▶ **REQUIREMENT**:
With pictures excluded, give again exactly the lines running from the one holding "Convert this screenshot" through the end of the listing below.

AVAILABLE DATA Block Start

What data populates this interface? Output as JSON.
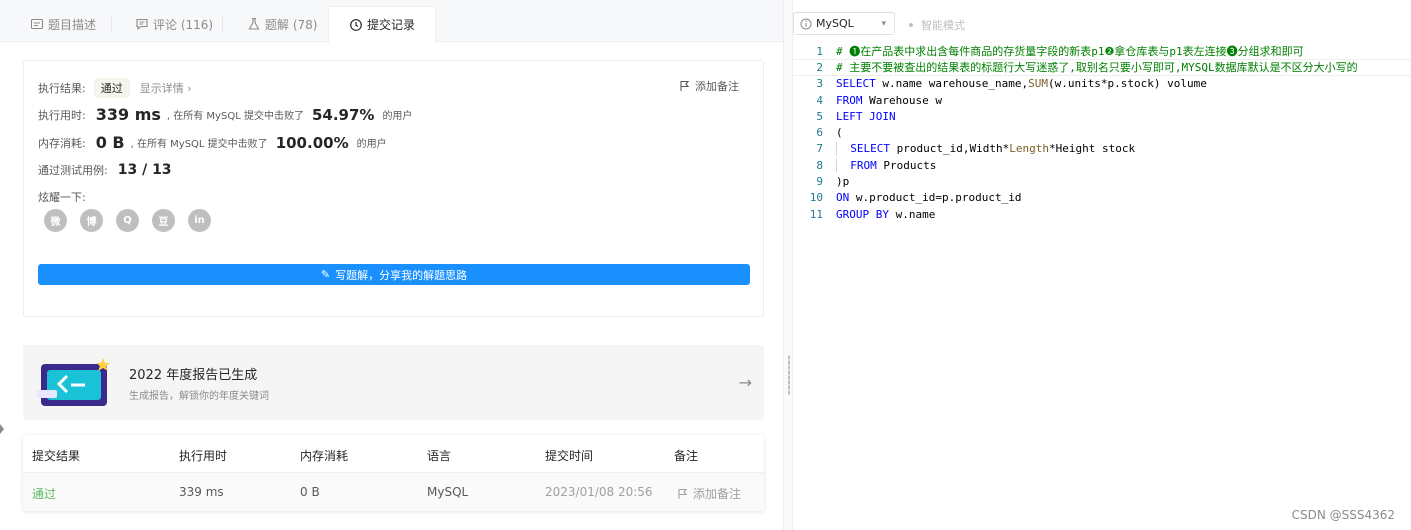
{
  "tabs": [
    {
      "label": "题目描述",
      "icon": "description-icon"
    },
    {
      "label": "评论 (116)",
      "icon": "comment-icon"
    },
    {
      "label": "题解 (78)",
      "icon": "flask-icon"
    },
    {
      "label": "提交记录",
      "icon": "clock-icon"
    }
  ],
  "result": {
    "label_result": "执行结果:",
    "status": "通过",
    "show_detail": "显示详情",
    "add_note": "添加备注",
    "runtime_label": "执行用时:",
    "runtime_value": "339 ms",
    "runtime_desc": ", 在所有 MySQL 提交中击败了",
    "runtime_pct": "54.97%",
    "runtime_suffix": "的用户",
    "memory_label": "内存消耗:",
    "memory_value": "0 B",
    "memory_desc": ", 在所有 MySQL 提交中击败了",
    "memory_pct": "100.00%",
    "memory_suffix": "的用户",
    "tests_label": "通过测试用例:",
    "tests_value": "13 / 13",
    "share_label": "炫耀一下:",
    "share_icons": [
      "wechat-icon",
      "weibo-icon",
      "qq-icon",
      "douban-icon",
      "linkedin-icon"
    ],
    "share_glyphs": [
      "微",
      "博",
      "Q",
      "豆",
      "in"
    ],
    "write_btn": "写题解，分享我的解题思路"
  },
  "banner": {
    "title": "2022 年度报告已生成",
    "subtitle": "生成报告，解锁你的年度关键词"
  },
  "table": {
    "headers": [
      "提交结果",
      "执行用时",
      "内存消耗",
      "语言",
      "提交时间",
      "备注"
    ],
    "row": {
      "status": "通过",
      "runtime": "339 ms",
      "memory": "0 B",
      "language": "MySQL",
      "time": "2023/01/08 20:56",
      "note": "添加备注"
    }
  },
  "editor": {
    "language": "MySQL",
    "smart_mode": "智能模式"
  },
  "code_lines": [
    "# ❶在产品表中求出含每件商品的存货量字段的新表p1❷拿仓库表与p1表左连接❸分组求和即可",
    "# 主要不要被查出的结果表的标题行大写迷惑了,取别名只要小写即可,MYSQL数据库默认是不区分大小写的",
    "SELECT w.name warehouse_name,SUM(w.units*p.stock) volume",
    "FROM Warehouse w",
    "LEFT JOIN",
    "(",
    "  SELECT product_id,Width*Length*Height stock",
    "  FROM Products",
    ")p",
    "ON w.product_id=p.product_id",
    "GROUP BY w.name"
  ],
  "watermark": "CSDN @SSS4362",
  "colors": {
    "accent": "#1a90ff",
    "success": "#5cb85c"
  }
}
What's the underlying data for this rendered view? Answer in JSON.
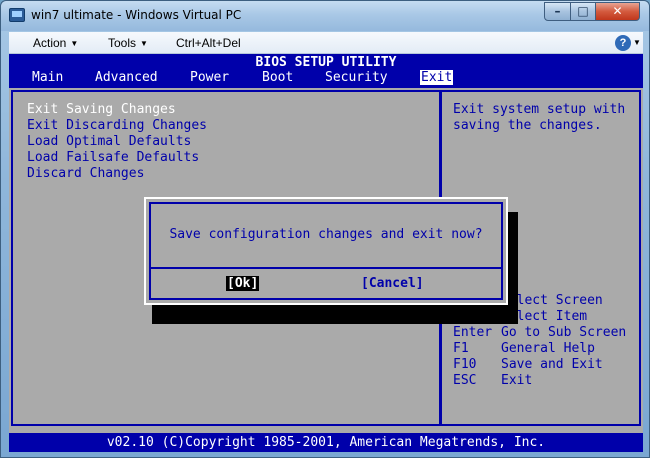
{
  "window": {
    "title": "win7 ultimate - Windows Virtual PC",
    "controls": {
      "minimize": "–",
      "maximize": "□",
      "close": "✕"
    }
  },
  "menubar": {
    "action": "Action",
    "tools": "Tools",
    "ctrl_alt_del": "Ctrl+Alt+Del",
    "help": "?"
  },
  "bios": {
    "title": "BIOS SETUP UTILITY",
    "tabs": [
      "Main",
      "Advanced",
      "Power",
      "Boot",
      "Security",
      "Exit"
    ],
    "active_tab": "Exit",
    "menu_items": [
      "Exit Saving Changes",
      "Exit Discarding Changes",
      "Load Optimal Defaults",
      "Load Failsafe Defaults",
      "Discard Changes"
    ],
    "selected_item": "Exit Saving Changes",
    "help_text": "Exit system setup with\nsaving the changes.",
    "keys": [
      {
        "key": "←",
        "desc": "Select Screen"
      },
      {
        "key": "↑↓",
        "desc": "Select Item"
      },
      {
        "key": "Enter",
        "desc": "Go to Sub Screen"
      },
      {
        "key": "F1",
        "desc": "General Help"
      },
      {
        "key": "F10",
        "desc": "Save and Exit"
      },
      {
        "key": "ESC",
        "desc": "Exit"
      }
    ],
    "footer": "v02.10 (C)Copyright 1985-2001, American Megatrends, Inc."
  },
  "dialog": {
    "question": "Save configuration changes and exit now?",
    "ok": "[Ok]",
    "cancel": "[Cancel]"
  },
  "colors": {
    "bios_blue": "#0000aa",
    "bios_gray": "#aaaaaa",
    "highlight": "#ffffff"
  }
}
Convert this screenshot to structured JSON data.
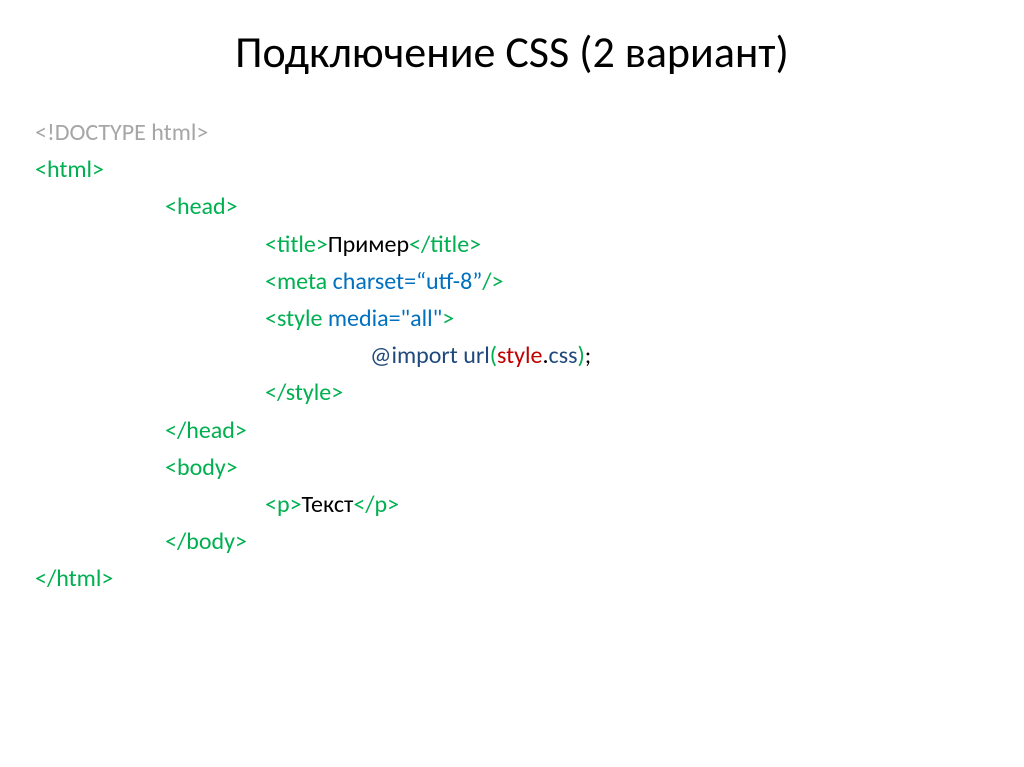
{
  "title": "Подключение CSS (2 вариант)",
  "code": {
    "doctype": "<!DOCTYPE html>",
    "html_open": "<html>",
    "head_open": "<head>",
    "title_open": "<title>",
    "title_text": "Пример",
    "title_close": "</title>",
    "meta_open": "<meta",
    "meta_attr": " charset=“utf-8”",
    "meta_close": "/>",
    "style_open": "<style",
    "style_attr": " media=\"all\"",
    "style_open_end": ">",
    "import_kw": "@import",
    "import_url": "url",
    "import_paren_open": "(",
    "import_file": "style",
    "import_dot": ".",
    "import_ext": "css",
    "import_paren_close": ")",
    "import_semi": ";",
    "style_close": "</style>",
    "head_close": "</head>",
    "body_open": "<body>",
    "p_open": "<p>",
    "p_text": "Текст",
    "p_close": "</p>",
    "body_close": "</body>",
    "html_close": "</html>"
  }
}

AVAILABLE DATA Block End

▶ **EXERCISE ANSWER**:
Convert this screenshot to structured JSON data.
{
  "title": "Подключение CSS (2 вариант)",
  "code": {
    "doctype": "<!DOCTYPE html>",
    "html_open": "<html>",
    "head_open": "<head>",
    "title_open": "<title>",
    "title_text": "Пример",
    "title_close": "</title>",
    "meta_open": "<meta",
    "meta_attr": " charset=“utf-8”",
    "meta_close": "/>",
    "style_open": "<style",
    "style_attr": " media=\"all\"",
    "style_open_end": ">",
    "import_kw": "@import",
    "import_url": "url",
    "import_paren_open": "(",
    "import_file": "style",
    "import_dot": ".",
    "import_ext": "css",
    "import_paren_close": ")",
    "import_semi": ";",
    "style_close": "</style>",
    "head_close": "</head>",
    "body_open": "<body>",
    "p_open": "<p>",
    "p_text": "Текст",
    "p_close": "</p>",
    "body_close": "</body>",
    "html_close": "</html>"
  }
}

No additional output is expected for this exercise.